EXERCISE BRIEF: Check each line of the material below for "benefits", then copy the ones that contain it.

● ● ● ● ● ● ●

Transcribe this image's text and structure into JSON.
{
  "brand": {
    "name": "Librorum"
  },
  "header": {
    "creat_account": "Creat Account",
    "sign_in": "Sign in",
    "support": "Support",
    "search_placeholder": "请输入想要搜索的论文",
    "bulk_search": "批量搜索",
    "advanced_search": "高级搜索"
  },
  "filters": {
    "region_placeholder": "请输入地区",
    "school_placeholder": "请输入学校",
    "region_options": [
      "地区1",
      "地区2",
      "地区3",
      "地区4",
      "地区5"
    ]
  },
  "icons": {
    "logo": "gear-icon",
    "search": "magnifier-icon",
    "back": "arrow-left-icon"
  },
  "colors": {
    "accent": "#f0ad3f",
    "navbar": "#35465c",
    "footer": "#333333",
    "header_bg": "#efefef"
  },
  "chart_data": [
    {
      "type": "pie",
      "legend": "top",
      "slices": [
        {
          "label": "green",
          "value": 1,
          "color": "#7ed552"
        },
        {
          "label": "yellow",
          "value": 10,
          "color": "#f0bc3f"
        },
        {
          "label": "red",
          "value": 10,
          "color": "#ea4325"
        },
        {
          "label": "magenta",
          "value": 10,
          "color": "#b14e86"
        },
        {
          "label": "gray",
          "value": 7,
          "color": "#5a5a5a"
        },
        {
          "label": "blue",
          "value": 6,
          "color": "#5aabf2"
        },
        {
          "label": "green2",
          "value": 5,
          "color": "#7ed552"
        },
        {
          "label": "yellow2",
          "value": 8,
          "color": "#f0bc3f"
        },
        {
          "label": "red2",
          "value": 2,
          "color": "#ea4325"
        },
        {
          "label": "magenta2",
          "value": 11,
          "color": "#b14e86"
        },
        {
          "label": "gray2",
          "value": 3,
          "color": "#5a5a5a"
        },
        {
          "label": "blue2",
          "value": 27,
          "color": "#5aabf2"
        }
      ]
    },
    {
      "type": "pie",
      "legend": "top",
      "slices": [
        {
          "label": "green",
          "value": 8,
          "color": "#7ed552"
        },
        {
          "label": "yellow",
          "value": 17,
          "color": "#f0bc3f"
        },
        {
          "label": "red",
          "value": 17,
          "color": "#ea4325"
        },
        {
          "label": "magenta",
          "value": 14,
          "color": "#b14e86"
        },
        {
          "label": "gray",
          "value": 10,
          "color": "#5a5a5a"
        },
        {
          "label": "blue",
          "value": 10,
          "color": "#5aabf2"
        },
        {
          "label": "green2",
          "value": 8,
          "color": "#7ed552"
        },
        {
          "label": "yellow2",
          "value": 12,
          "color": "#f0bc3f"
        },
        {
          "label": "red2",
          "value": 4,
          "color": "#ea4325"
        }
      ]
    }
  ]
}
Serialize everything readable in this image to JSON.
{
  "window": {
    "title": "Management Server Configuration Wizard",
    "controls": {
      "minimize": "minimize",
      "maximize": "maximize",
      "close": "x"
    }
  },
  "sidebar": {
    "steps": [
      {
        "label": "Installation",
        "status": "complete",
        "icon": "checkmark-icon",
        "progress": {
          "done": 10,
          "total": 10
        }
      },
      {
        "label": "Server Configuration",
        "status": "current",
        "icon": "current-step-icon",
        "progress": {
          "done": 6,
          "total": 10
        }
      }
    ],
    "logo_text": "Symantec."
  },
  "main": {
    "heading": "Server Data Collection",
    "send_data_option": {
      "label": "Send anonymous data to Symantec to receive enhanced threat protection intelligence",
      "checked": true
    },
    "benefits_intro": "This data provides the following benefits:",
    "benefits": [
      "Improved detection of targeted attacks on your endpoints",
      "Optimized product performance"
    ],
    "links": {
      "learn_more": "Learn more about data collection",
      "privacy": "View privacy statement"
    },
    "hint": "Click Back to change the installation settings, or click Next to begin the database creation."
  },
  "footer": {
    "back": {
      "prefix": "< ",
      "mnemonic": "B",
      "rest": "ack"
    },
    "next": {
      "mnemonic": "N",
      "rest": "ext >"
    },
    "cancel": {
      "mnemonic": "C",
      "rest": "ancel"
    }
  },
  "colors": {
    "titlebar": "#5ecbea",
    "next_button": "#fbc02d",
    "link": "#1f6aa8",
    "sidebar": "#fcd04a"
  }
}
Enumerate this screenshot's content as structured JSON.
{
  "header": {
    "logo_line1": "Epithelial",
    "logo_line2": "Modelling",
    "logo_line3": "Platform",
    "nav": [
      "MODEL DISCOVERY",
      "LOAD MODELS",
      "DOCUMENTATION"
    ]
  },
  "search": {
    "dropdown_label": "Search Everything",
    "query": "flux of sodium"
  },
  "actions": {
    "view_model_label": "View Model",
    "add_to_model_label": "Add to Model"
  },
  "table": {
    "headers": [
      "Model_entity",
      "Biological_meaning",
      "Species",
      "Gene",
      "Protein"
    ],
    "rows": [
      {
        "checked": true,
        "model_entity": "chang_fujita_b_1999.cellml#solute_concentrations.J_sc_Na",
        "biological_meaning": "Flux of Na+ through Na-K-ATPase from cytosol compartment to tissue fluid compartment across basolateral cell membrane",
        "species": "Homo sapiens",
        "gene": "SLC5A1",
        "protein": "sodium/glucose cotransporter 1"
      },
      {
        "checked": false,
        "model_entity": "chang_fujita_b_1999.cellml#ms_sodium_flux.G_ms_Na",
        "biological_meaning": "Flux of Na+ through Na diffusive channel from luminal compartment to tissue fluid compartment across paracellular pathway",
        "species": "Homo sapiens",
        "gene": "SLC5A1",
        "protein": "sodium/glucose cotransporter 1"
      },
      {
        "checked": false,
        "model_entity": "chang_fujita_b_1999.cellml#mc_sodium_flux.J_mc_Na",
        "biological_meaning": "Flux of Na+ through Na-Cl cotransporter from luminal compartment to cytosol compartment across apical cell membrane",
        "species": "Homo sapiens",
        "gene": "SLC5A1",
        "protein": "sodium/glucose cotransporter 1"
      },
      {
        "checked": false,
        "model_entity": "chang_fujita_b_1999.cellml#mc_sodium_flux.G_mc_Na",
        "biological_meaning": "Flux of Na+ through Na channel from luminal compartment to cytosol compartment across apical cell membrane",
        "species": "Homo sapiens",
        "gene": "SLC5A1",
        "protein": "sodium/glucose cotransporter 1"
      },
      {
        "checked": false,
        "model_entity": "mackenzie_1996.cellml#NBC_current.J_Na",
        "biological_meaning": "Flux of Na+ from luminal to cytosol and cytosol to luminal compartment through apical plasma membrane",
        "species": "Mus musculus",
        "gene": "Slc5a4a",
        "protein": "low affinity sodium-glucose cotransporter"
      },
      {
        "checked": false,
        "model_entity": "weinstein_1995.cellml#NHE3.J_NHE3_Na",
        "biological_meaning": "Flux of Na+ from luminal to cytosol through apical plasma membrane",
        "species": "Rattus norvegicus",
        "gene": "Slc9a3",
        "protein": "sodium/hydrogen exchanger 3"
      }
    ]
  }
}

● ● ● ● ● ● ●

SOLUTION FOR THIS EXERCISE:
    "benefits_intro": "This data provides the following benefits:",
    "benefits": [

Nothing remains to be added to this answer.